“The primary purpose of the film is to make money and to entertain. If it sends people back to history books that’s great but a history book and a film are two very different things.”
Mr Harrison said films such as Braveheart and Rob Roy proved to be very popular despite not having a totally accurate portrayal of history.
He said: “As long as we allow Americans to tell our stories we are always going to get a distorted view of history, entertaining as that may be.”
Mary Queen of Scots at Dumbarton
By Billy Scobie (Alexander Tait)
Dumbarton Rock and Castle. Picture by Michael Moffat.
Another stipulation which had been made by the Queen of England was that Dumbarton Castle must be placed under English control. It was presently being held by a beleaguered garrison under Lord Fleming for the Scots Queen, and Elizabeth well knew that Dumbarton was the one place where a Catholic French or Spanish army could land and set about the business of retaking Scotland for Mary and the Pope. Elizabeth did not know, however, that Mary, in spite of her assurances to the contrary, had secretly instructed Archbishop Beaton to propose a French invasion of Scotland.

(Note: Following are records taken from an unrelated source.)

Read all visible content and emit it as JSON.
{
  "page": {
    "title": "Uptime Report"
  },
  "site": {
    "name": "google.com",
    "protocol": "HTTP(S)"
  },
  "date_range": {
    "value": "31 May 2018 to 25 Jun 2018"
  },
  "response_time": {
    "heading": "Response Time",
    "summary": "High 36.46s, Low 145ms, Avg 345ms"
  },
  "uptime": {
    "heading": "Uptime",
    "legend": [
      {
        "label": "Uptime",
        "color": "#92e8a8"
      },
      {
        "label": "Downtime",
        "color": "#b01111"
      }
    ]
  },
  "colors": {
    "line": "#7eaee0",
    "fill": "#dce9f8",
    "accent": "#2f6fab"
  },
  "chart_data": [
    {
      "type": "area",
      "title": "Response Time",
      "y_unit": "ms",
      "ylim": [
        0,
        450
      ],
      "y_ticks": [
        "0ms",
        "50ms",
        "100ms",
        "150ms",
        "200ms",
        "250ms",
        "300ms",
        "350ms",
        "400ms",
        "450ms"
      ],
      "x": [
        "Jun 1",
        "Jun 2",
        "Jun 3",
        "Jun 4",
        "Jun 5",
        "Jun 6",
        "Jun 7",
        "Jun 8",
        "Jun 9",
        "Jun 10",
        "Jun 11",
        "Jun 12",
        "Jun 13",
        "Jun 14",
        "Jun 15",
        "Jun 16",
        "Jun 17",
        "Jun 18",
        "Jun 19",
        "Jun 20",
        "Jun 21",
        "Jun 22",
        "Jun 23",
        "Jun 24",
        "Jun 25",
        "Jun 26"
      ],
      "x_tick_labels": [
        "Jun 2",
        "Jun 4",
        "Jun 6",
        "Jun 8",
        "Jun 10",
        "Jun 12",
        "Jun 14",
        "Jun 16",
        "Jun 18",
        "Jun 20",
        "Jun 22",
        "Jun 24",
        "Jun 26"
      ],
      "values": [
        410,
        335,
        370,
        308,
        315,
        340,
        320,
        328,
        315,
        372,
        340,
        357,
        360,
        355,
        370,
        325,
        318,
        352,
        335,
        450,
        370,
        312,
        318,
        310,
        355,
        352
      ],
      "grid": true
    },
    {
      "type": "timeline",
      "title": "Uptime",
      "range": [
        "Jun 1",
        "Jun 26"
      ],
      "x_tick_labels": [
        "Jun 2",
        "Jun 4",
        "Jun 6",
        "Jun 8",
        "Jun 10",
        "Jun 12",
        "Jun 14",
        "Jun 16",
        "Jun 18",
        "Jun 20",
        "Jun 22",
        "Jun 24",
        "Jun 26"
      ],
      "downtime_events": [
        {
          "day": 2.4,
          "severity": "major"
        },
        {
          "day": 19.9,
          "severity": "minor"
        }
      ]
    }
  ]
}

This reminded Mary of her second visit to the Rock. It had been two years after her return to Scotland, after the tragic death of her first husband, Francois. She had been undertaking a royal progress through the western lands of her little realm. When she had spent a couple of days at Dumbarton, a great, strapping Highlandman called James McConnell – how was it he had styled himself? – yes, “Lord of the Outer Isles”, had been there with his wife, a daughter, as Mary recalled, of the Earl of Argyll.
Rossdhu House, seat of the Clan Colquhoun at Loch Lomond.
It had been a beautiful summer’s evening and Mary and some of her court were high on the battlements looking northwards towards the Highland mountains and speaking of the next day’s visit to Colquhoun’s Loch Lomondside castle at Rossdhu. They had been discussing whether to travel on horseback, or to take small boats up the River Leven and into the loch, and it was then that McConnell’s wife had appeared with servants heavily laden and presented them all with beautiful outfits of Highland clothing in splendid tartans of scarlet, green, purple and white. They had all laughed to see Tom Randolph, Elizabeth’s English diplomat, clad as a Highland laird.
(From “Upon this Rock” by Alexander Tait: Neetah Books)